The German Holocaust is often what people think of when they hear the term 'holocaust', because it is the most memorable and notable event that used the term. The Holocaust involved the systematic killing of more than 11 million people, including over 6 million Jews and 1.5 million children. This occurred during the rule of the Third Reich, when Adolf Hitler came to power over Nazi Germany. It lasted from 1933 to 1945, and was a catastrophic event that resulted in torture, forced labor, experimentation, and death for those who were targeted.
Although the Nazis picked out anyone who was deemed 'inferior' or 'useless' and made plans to exterminate them, or sometimes killed them on the spot, the Jews were the only community that were actually sanctioned for 'Special Treatment', which was a nice way of saying that they were to be found and killed. The goal was to completely eradicate the Jews from Europe because they were believed to be the 'problem' behind Germany's weakness as a country. The sad reality is that Hitler and his men almost succeeded, successfully killing as much as 2/3 of the Jewish population in Europe before the end of World War II.
There were millions killed besides the Jews, including:
-Polish and Soviet people
-Communists and Socialists
-Children and the elderly
-The sick and disabled
-Political insurgents or opponents
The goal, for the Nazis, was to create a 'Master Race' that would help Germany rise to being an ultimate world power and make up for the embarrassment that they felt was World War I, when Germany was forced to surrender and shrunk as a power in the world as a result. Throughout the Holocaust, people were forced out of their homes into ghettos where they lived in squalor. As the plan became more organized, they were then taken to various camps for forced labor, medical experimentation, imprisonment, torture, or death. Some camps existed for specific uses, while others like Auschwitz were combination camps where there were many fates for the prisoners that arrived.
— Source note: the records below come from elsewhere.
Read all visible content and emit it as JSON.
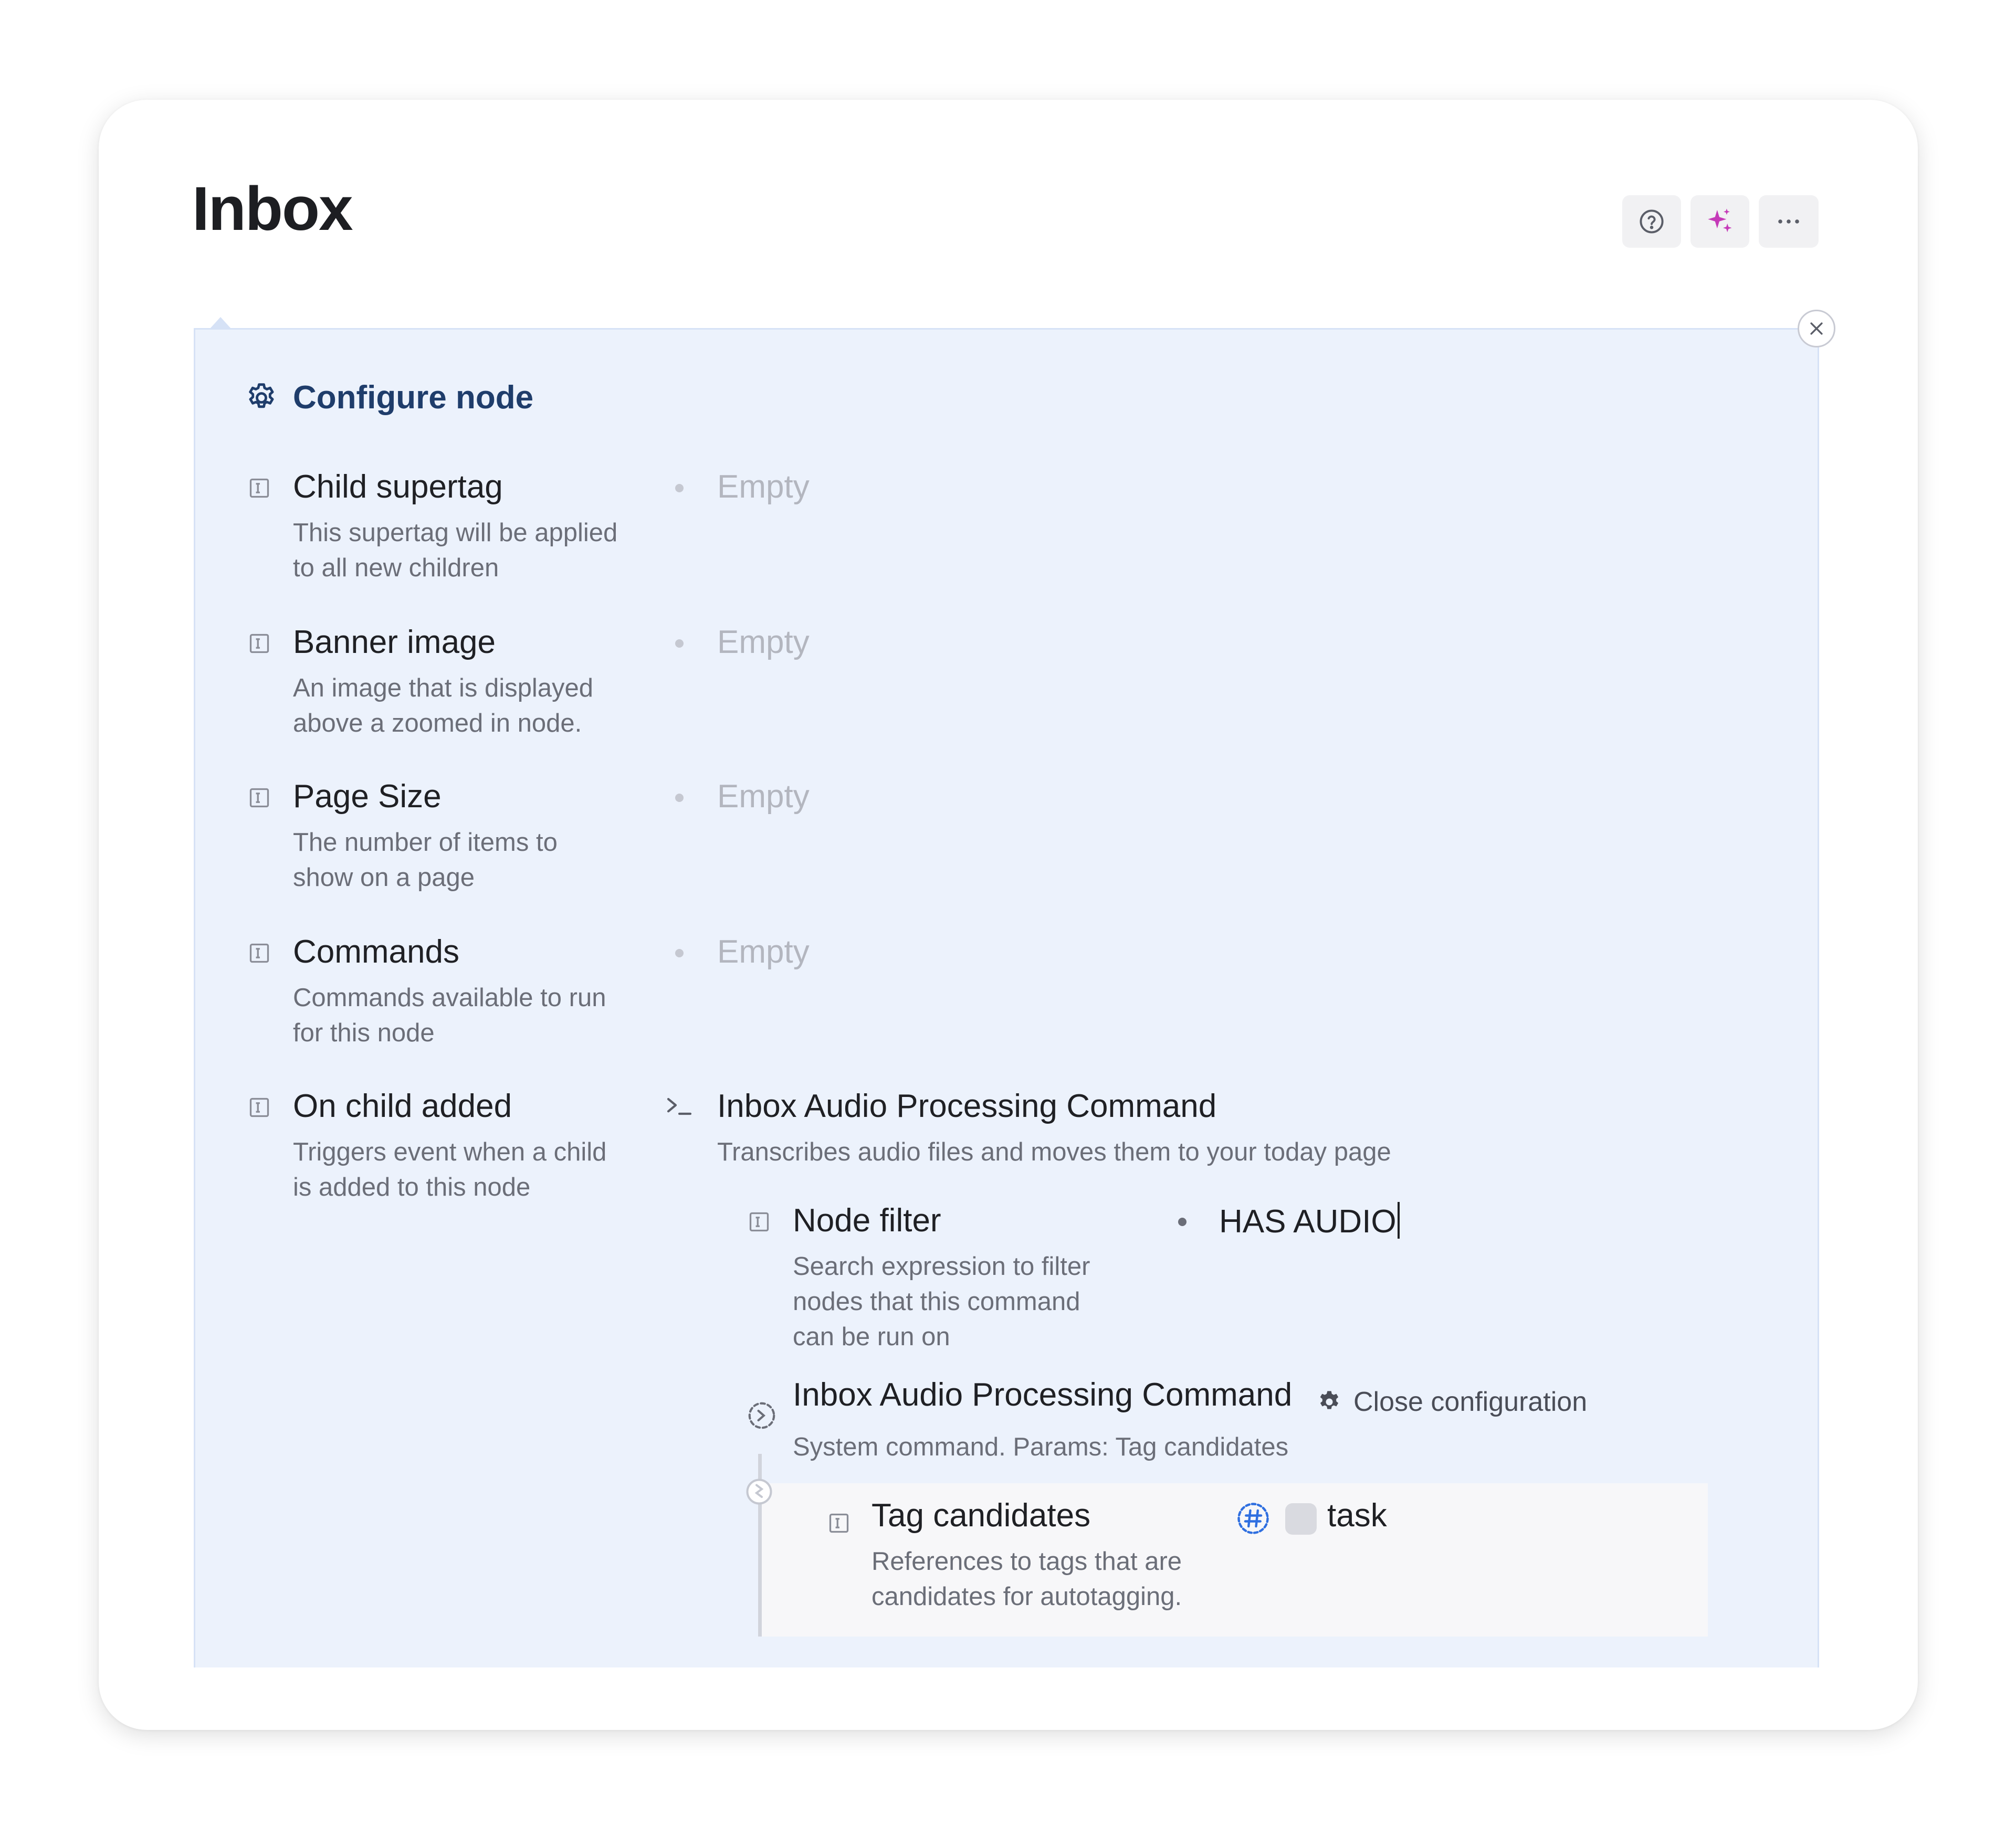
{
  "page": {
    "title": "Inbox"
  },
  "toolbar": {
    "help_icon": "help-circle-icon",
    "ai_icon": "sparkle-icon",
    "more_icon": "more-horizontal-icon"
  },
  "config": {
    "title": "Configure node",
    "icon": "gear-icon",
    "fields": [
      {
        "label": "Child supertag",
        "desc_line1": "This supertag will be applied",
        "desc_line2": "to all new children",
        "value": "Empty"
      },
      {
        "label": "Banner image",
        "desc_line1": "An image that is displayed",
        "desc_line2": "above a zoomed in node.",
        "value": "Empty"
      },
      {
        "label": "Page Size",
        "desc_line1": "The number of items to",
        "desc_line2": "show on a page",
        "value": "Empty"
      },
      {
        "label": "Commands",
        "desc_line1": "Commands available to run",
        "desc_line2": "for this node",
        "value": "Empty"
      },
      {
        "label": "On child added",
        "desc_line1": "Triggers event when a child",
        "desc_line2": "is added to this node"
      }
    ],
    "command": {
      "name": "Inbox Audio Processing Command",
      "description": "Transcribes audio files and moves them to your today page",
      "node_filter": {
        "label": "Node filter",
        "desc_line1": "Search expression to filter",
        "desc_line2": "nodes that this command",
        "desc_line3": "can be run on",
        "value": "HAS AUDIO"
      },
      "system_command": {
        "name": "Inbox Audio Processing Command",
        "close_label": "Close configuration",
        "description": "System command. Params: Tag candidates"
      },
      "tag_candidates": {
        "label": "Tag candidates",
        "desc_line1": "References to tags that are",
        "desc_line2": "candidates for autotagging.",
        "tag": "task"
      }
    }
  },
  "colors": {
    "panel_bg": "#ecf2fc",
    "config_title": "#1f3d6b",
    "ai_accent": "#c53ab8",
    "tag_icon": "#2f6fe0"
  }
}
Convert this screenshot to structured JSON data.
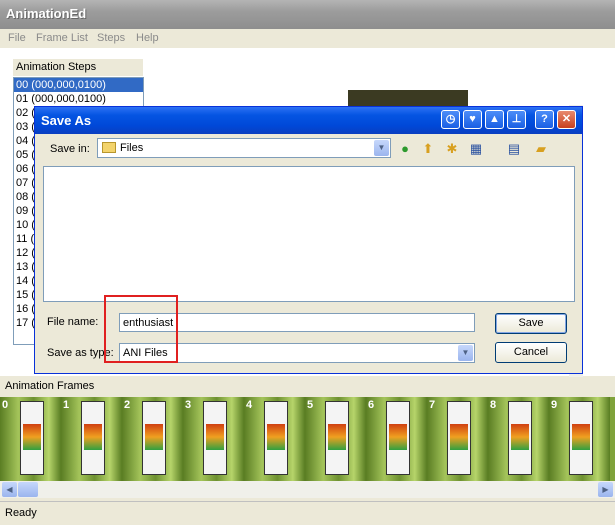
{
  "app": {
    "title": "AnimationEd"
  },
  "menu": [
    "File",
    "Frame List",
    "Steps",
    "Help"
  ],
  "steps": {
    "label": "Animation Steps",
    "items": [
      "00 (000,000,0100)",
      "01 (000,000,0100)",
      "02 (",
      "03 (",
      "04 (",
      "05 (",
      "06 (",
      "07 (",
      "08 (",
      "09 (",
      "10 (",
      "11 (",
      "12 (",
      "13 (",
      "14 (",
      "15 (",
      "16 (",
      "17 ("
    ],
    "selected_index": 0
  },
  "dialog": {
    "title": "Save As",
    "save_in_label": "Save in:",
    "save_in_value": "Files",
    "file_name_label": "File name:",
    "file_name_value": "enthusiast",
    "save_type_label": "Save as type:",
    "save_type_value": "ANI Files",
    "save_button": "Save",
    "cancel_button": "Cancel"
  },
  "frames": {
    "label": "Animation Frames",
    "numbers": [
      "0",
      "1",
      "2",
      "3",
      "4",
      "5",
      "6",
      "7",
      "8",
      "9"
    ]
  },
  "status": {
    "text": "Ready"
  },
  "colors": {
    "titlebar_inactive": "#9c9c9c",
    "dialog_title": "#0555e2",
    "selection": "#316ac5",
    "highlight_box": "#e02020"
  }
}
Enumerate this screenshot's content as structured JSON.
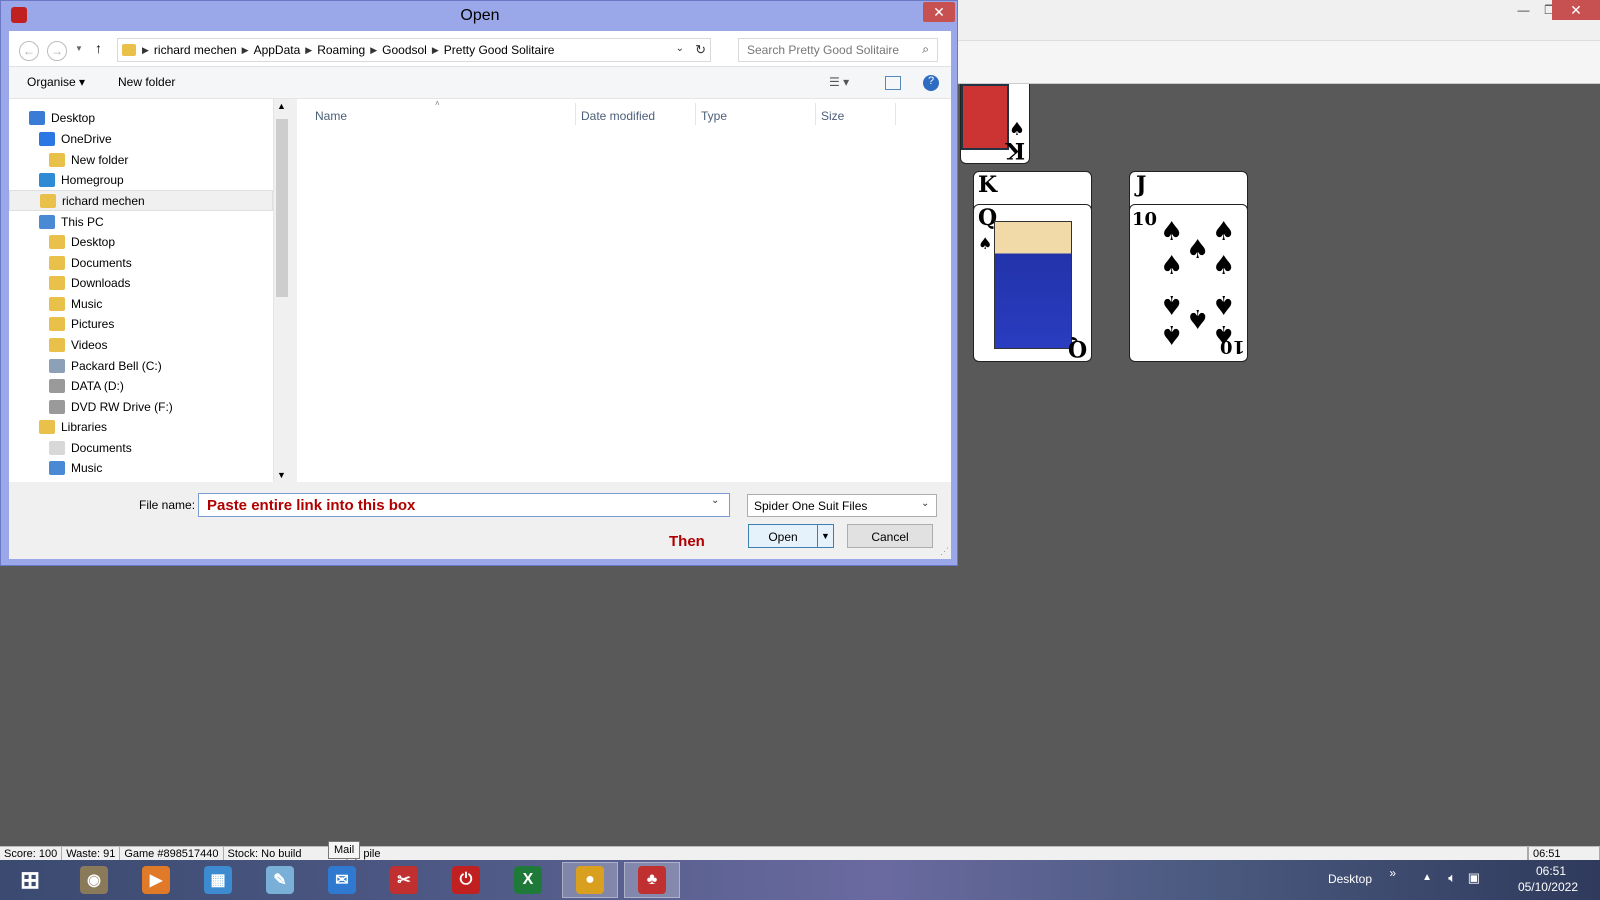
{
  "dialog": {
    "title": "Open",
    "close_glyph": "✕",
    "address": {
      "crumbs": [
        "richard mechen",
        "AppData",
        "Roaming",
        "Goodsol",
        "Pretty Good Solitaire"
      ]
    },
    "search_placeholder": "Search Pretty Good Solitaire",
    "commands": {
      "organise": "Organise ▾",
      "new_folder": "New folder"
    },
    "nav": [
      {
        "label": "Desktop",
        "icon": "desktop-icon",
        "color": "#3a7bd5",
        "indent": 0
      },
      {
        "label": "OneDrive",
        "icon": "onedrive-icon",
        "color": "#2b78e4",
        "indent": 1
      },
      {
        "label": "New folder",
        "icon": "folder-icon",
        "color": "#e8c04a",
        "indent": 2
      },
      {
        "label": "Homegroup",
        "icon": "homegroup-icon",
        "color": "#2e8bd6",
        "indent": 1
      },
      {
        "label": "richard mechen",
        "icon": "user-folder-icon",
        "color": "#e8c04a",
        "indent": 1
      },
      {
        "label": "This PC",
        "icon": "computer-icon",
        "color": "#4a8ad4",
        "indent": 1
      },
      {
        "label": "Desktop",
        "icon": "folder-icon",
        "color": "#e8c04a",
        "indent": 2
      },
      {
        "label": "Documents",
        "icon": "documents-icon",
        "color": "#e8c04a",
        "indent": 2
      },
      {
        "label": "Downloads",
        "icon": "downloads-icon",
        "color": "#e8c04a",
        "indent": 2
      },
      {
        "label": "Music",
        "icon": "music-icon",
        "color": "#e8c04a",
        "indent": 2
      },
      {
        "label": "Pictures",
        "icon": "pictures-icon",
        "color": "#e8c04a",
        "indent": 2
      },
      {
        "label": "Videos",
        "icon": "videos-icon",
        "color": "#e8c04a",
        "indent": 2
      },
      {
        "label": "Packard Bell (C:)",
        "icon": "drive-c-icon",
        "color": "#8ca0b8",
        "indent": 2
      },
      {
        "label": "DATA (D:)",
        "icon": "drive-icon",
        "color": "#9a9a9a",
        "indent": 2
      },
      {
        "label": "DVD RW Drive (F:)",
        "icon": "dvd-drive-icon",
        "color": "#9a9a9a",
        "indent": 2
      },
      {
        "label": "Libraries",
        "icon": "libraries-icon",
        "color": "#e8c04a",
        "indent": 1
      },
      {
        "label": "Documents",
        "icon": "documents-icon",
        "color": "#d8d8d8",
        "indent": 2
      },
      {
        "label": "Music",
        "icon": "music-icon",
        "color": "#4a8ad4",
        "indent": 2
      }
    ],
    "columns": [
      "Name",
      "Date modified",
      "Type",
      "Size"
    ],
    "file_name_label": "File name:",
    "file_name_value": "Paste entire link into this box",
    "file_type": "Spider One Suit Files",
    "then_text": "Then",
    "open_label": "Open",
    "cancel_label": "Cancel"
  },
  "cards": [
    {
      "rank": "K",
      "pip": "♠"
    },
    {
      "rank": "K",
      "pip": "♠"
    },
    {
      "rank": "Q",
      "pip": "♠"
    },
    {
      "rank": "J",
      "pip": "♠"
    },
    {
      "rank": "10",
      "pip": "♠"
    }
  ],
  "statusbar": {
    "score": "Score:  100",
    "waste": "Waste:  91",
    "game": "Game #898517440",
    "stock": "Stock: No build",
    "stock_rest": "npty pile",
    "time": "06:51"
  },
  "tooltip": "Mail",
  "window_controls": {
    "minimize": "—",
    "restore": "❐",
    "close": "✕"
  },
  "taskbar": {
    "items": [
      {
        "name": "start-button",
        "glyph": "⊞",
        "color": "#ffffff"
      },
      {
        "name": "gimp-icon",
        "glyph": "◉",
        "color": "#8a7a5a"
      },
      {
        "name": "media-player-icon",
        "glyph": "▶",
        "color": "#e07a28"
      },
      {
        "name": "control-panel-icon",
        "glyph": "▦",
        "color": "#3c8ad0"
      },
      {
        "name": "paint-icon",
        "glyph": "✎",
        "color": "#7ab0d8"
      },
      {
        "name": "mail-icon",
        "glyph": "✉",
        "color": "#2f7ad0"
      },
      {
        "name": "snipping-tool-icon",
        "glyph": "✂",
        "color": "#c03030"
      },
      {
        "name": "power-icon",
        "glyph": "⏻",
        "color": "#c02020"
      },
      {
        "name": "excel-icon",
        "glyph": "X",
        "color": "#1f7a3a"
      },
      {
        "name": "chrome-icon",
        "glyph": "●",
        "color": "#d9a020"
      },
      {
        "name": "solitaire-app-icon",
        "glyph": "♣",
        "color": "#c03030"
      }
    ],
    "tray": {
      "desktop_label": "Desktop",
      "chevron": "»",
      "time": "06:51",
      "date": "05/10/2022"
    }
  }
}
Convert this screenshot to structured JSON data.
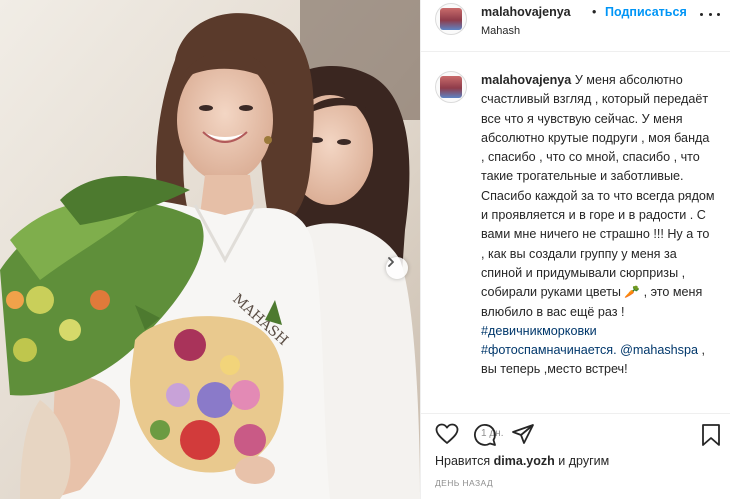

Once the Nazis developed stationary gas chambers, the killing reached a new volume with as many as 6,000 Jews being killed daily at Auschwitz alone. Their goal to exterminate the inferiors with efficiency was getting closer to being achieved, but not before the Allies finally invaded in 1945 and took back power. After this, Hitler and many of his men committed suicide while others went into hiding to avoid capture and honor the Nazi ideology of 'death before dishonor'.